The traffic accident analogy is flawed because it suggests that Western societies aren't doing anything to prevent traffic accidents. We are. Citizens are forced to wear seat belts. There's various regulations on cars. There's speed limits. There's driver's licenses, and violations of driving rules can result in revocation of one's driver's license. Drunk driving is punished severely. All of these things, the purist libertarian might argue, are an affront to civil liberty, and yet these regulations are regarded as common sense by the vast majority of people.
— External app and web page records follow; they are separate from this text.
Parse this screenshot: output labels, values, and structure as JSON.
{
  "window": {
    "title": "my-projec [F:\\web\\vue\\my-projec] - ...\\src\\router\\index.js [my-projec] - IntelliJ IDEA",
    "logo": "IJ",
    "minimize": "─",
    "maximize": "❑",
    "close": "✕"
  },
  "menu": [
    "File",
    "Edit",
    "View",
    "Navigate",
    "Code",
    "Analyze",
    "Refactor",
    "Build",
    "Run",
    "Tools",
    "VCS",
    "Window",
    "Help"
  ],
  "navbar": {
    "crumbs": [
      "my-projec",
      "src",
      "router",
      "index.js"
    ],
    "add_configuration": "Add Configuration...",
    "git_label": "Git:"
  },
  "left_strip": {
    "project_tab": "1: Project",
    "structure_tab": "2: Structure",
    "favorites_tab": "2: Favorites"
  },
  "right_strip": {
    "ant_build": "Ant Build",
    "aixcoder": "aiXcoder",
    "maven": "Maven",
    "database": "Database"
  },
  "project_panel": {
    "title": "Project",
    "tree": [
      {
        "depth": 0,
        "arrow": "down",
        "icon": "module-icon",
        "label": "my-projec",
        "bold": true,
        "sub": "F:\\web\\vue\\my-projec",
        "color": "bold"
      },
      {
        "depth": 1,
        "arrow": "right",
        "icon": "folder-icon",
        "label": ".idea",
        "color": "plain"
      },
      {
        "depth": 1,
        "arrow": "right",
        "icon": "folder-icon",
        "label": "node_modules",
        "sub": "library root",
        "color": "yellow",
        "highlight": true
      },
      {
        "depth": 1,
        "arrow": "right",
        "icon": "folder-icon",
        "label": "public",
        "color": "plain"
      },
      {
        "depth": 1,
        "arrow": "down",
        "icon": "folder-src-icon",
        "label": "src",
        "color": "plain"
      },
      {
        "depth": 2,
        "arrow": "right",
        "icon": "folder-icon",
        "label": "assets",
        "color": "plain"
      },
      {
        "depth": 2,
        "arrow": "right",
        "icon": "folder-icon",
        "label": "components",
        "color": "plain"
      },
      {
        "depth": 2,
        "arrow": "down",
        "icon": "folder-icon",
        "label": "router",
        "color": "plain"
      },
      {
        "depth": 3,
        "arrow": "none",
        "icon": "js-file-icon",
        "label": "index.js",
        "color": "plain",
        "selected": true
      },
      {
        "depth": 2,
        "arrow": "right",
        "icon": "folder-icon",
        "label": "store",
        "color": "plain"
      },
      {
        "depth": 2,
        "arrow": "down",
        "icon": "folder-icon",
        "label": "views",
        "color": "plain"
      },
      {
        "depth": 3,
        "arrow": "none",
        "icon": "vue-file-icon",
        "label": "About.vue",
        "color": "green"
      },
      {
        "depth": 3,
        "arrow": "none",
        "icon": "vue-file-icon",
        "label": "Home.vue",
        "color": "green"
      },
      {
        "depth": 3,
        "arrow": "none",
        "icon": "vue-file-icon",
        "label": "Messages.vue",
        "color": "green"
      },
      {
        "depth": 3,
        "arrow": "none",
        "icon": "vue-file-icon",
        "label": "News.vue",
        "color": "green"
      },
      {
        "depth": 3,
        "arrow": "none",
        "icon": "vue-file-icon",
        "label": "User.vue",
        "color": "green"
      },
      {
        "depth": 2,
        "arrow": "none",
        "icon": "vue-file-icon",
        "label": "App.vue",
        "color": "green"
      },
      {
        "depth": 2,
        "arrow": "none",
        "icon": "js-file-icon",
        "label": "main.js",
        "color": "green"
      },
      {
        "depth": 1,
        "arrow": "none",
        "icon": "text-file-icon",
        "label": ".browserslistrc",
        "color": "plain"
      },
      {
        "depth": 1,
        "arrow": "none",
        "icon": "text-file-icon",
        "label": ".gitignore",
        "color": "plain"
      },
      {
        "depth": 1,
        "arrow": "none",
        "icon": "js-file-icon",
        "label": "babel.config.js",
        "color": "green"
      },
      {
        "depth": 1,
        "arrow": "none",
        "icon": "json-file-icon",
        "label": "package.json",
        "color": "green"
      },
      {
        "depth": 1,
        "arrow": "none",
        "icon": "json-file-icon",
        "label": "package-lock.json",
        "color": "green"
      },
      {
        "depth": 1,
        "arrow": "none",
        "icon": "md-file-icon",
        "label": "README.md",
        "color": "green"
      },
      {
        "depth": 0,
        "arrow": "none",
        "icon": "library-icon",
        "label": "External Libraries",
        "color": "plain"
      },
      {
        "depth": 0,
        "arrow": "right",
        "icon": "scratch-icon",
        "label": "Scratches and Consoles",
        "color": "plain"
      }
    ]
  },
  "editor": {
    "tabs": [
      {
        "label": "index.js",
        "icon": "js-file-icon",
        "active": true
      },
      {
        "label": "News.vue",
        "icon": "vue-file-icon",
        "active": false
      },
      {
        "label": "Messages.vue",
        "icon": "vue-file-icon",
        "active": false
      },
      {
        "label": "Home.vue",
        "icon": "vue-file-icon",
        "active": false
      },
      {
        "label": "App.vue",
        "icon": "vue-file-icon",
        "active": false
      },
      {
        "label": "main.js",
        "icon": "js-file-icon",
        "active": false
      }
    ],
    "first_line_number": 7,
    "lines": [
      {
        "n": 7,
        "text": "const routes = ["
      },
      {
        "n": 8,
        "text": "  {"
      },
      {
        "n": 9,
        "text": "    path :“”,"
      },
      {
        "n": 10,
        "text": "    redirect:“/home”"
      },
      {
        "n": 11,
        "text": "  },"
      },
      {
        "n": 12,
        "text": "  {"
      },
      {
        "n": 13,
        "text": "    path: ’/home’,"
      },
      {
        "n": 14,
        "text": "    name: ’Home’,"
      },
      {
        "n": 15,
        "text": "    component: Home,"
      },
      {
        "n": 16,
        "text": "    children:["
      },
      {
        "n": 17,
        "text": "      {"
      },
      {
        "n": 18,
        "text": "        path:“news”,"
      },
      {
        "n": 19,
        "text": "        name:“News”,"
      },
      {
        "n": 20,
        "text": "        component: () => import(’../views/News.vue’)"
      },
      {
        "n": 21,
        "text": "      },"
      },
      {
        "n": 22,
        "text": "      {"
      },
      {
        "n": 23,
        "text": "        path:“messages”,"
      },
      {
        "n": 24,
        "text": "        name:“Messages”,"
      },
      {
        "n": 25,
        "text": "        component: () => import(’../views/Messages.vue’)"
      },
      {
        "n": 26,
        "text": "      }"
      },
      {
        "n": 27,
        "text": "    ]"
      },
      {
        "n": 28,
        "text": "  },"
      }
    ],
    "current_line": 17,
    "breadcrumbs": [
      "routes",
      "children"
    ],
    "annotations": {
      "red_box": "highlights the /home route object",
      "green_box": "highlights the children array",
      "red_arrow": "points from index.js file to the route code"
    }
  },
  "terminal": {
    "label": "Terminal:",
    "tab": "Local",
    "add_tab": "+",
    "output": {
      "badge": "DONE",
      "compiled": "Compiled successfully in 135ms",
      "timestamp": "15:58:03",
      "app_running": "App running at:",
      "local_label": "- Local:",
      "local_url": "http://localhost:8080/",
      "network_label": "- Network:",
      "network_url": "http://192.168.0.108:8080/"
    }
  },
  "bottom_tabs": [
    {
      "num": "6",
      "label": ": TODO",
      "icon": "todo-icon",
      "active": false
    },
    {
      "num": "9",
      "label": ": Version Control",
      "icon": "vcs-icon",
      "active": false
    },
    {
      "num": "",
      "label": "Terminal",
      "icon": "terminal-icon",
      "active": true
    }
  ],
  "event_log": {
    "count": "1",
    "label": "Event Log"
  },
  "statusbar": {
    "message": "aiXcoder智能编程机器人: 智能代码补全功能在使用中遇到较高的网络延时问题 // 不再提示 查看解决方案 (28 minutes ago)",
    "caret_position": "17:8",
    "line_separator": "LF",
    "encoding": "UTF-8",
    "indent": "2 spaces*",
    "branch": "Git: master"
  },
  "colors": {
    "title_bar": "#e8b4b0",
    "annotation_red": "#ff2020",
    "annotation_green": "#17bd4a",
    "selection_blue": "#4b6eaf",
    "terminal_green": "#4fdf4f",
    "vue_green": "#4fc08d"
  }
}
It's similar with airplane regulation. There's countless regulations on airplanes even though most airplanes nowadays are designed scrupulously. Should these regulations be removed simply because the statistics on airplane regulation paint a pretty picture? Should we just stop being scared of airplanes and stop caring about airplane safety? No, of course, not.
Because although airplane crashes are exceedingly rare, the probability of them occurring is non-zero, and when they do occur, they have the potential to be utterly catastrophic.
It's exactly the same with terrorism. The fear, therefore, isn't entirely irrational.
In addition, your superficial discussion of the "statistics" ignores the psychological effect of terrorism. I will give a specific example to elaborate on this point.
During the 2014 Gaza war, the Islamist organization Hamas launched thousands of rockets directed at civilians into Israel. Did these rockets kill very many people? No, they did not. I can count the number of deaths directly caused by the rockets over the entire war with my fingers. Surely one could argue that the rockets were irrelevant, since statistically car accidents may have posed a greater threat to Israelis. But this misses the point entirely. When a foreign adversary dedicated to destroying your society is firing missiles at you every day, it has a profound psychological effect. The country isn't able to properly function. There is a constant fear. Alarms going off. Citizens forced to suspend their work and go to bomb shelters. It, again, has a profound effect on the psyche. A nation is not obliged to tolerate this, and one can certainly make the case that it is the state's responsibility to use forceful measures (e.g., military force, domestic surveillance) to stopping the terror.